Neil outlined the ways that TFN works to achieve its mission statement of “The Trust will strive to ensure that all significant natural areas in private ownership in Victoria are conserved”. Since 1830, 65% of natural vegetation has been cleared and 2000 hectares per year are still being cleared.
Methods which TFN uses to achieve its goals include:
1. Land Purchase. Churchill Island and Ned’s Corner are examples. Ned’s Corner contains the largest saltbush plain in Victoria and has a 34 km frontage to the Murray River. It also has areas of Black Box Woodland and Mallee.
2. Public Appeals. Mt Elgin Swamp was purchased with money raised by a public appeal. The 700 hectare swamp is vegetated with canegrass, lignum and red gum.
3. Buy and Selling Covenanted Land. The trust buys land, puts a conservation covenant on the title and sells the land to environmental aware people. Advertising covenanted land in the Conservation Bulletin is free.
4. Conservation Covenants. Over 1000 blocks of land now have conservation covenants on the title. This ensures conservation of the natural vegetation for all time. Financial incentives to place covenants on land include payment for ongoing management and rate rebates in some local government areas.
5. Training and Education Programs TFN has an extensive program to increase knowledge of the importance of the natural environment.

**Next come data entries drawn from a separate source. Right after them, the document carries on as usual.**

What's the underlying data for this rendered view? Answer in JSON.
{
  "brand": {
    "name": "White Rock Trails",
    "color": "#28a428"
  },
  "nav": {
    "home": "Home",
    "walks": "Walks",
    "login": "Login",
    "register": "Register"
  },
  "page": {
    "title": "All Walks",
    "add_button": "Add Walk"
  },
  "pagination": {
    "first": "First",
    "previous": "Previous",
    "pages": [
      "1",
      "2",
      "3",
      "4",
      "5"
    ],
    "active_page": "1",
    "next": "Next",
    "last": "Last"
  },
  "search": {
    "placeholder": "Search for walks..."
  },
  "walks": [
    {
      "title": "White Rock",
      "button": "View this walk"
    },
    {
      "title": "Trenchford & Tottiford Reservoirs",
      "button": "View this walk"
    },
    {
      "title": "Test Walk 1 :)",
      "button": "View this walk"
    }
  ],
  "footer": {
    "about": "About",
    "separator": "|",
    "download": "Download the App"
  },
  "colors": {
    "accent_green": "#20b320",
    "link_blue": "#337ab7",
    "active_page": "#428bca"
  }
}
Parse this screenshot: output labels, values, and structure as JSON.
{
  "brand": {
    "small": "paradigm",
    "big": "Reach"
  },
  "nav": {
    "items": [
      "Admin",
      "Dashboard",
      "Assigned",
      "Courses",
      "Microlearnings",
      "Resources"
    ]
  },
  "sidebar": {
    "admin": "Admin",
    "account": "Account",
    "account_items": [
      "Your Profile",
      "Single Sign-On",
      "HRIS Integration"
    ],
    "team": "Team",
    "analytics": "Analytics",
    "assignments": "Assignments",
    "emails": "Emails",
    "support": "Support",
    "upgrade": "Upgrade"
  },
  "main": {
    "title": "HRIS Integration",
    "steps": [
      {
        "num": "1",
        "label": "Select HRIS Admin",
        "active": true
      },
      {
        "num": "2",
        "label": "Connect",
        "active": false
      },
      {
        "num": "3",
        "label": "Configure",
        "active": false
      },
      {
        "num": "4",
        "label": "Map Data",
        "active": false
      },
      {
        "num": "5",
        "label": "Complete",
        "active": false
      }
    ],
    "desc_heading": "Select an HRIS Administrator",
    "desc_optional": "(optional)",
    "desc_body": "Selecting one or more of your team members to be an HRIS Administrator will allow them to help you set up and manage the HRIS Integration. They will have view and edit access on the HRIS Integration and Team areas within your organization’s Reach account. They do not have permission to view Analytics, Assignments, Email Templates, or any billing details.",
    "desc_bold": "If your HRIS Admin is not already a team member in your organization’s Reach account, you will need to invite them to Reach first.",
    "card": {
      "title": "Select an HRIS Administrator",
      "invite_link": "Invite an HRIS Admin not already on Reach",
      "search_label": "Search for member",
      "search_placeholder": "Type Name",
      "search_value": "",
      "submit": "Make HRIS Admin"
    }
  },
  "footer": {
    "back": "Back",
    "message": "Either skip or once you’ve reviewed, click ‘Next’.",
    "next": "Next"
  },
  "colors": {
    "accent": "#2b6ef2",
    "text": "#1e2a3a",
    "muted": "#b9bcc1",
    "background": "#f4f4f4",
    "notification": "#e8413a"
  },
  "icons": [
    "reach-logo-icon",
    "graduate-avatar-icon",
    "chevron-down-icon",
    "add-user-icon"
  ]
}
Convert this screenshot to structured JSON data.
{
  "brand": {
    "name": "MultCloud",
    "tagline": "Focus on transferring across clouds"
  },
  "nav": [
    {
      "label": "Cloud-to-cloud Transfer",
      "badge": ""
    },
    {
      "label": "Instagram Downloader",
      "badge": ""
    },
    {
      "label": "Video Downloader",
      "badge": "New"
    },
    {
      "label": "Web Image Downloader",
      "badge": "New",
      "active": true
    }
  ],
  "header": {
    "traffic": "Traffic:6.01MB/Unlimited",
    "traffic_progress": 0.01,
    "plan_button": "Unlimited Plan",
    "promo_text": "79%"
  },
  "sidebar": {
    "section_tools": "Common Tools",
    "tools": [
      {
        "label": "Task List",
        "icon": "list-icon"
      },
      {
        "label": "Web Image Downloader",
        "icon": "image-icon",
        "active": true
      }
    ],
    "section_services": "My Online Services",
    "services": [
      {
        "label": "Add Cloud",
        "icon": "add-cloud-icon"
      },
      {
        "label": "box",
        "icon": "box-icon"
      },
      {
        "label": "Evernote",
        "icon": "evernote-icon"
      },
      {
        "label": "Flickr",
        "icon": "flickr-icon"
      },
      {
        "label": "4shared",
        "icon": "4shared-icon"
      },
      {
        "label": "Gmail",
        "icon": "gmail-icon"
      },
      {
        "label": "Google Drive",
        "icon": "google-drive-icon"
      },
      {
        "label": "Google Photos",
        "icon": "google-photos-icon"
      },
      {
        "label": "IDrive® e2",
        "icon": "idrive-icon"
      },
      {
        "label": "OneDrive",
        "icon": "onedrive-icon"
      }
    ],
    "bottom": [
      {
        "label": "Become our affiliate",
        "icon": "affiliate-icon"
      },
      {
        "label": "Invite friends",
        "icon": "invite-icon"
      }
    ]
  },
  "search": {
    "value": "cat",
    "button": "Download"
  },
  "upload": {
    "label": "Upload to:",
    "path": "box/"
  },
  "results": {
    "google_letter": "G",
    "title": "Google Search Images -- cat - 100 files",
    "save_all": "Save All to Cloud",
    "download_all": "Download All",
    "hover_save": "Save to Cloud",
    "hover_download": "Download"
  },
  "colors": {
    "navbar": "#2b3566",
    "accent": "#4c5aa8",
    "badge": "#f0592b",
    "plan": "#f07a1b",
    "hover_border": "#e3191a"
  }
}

Neil’s presentation was illustrated with examples of the Trust’s work in the Wimmera. Dick Southcombe thanked Neil for his talk which gave Field Naturalists a better understanding of the valuable work undertaken by Trust for Nature.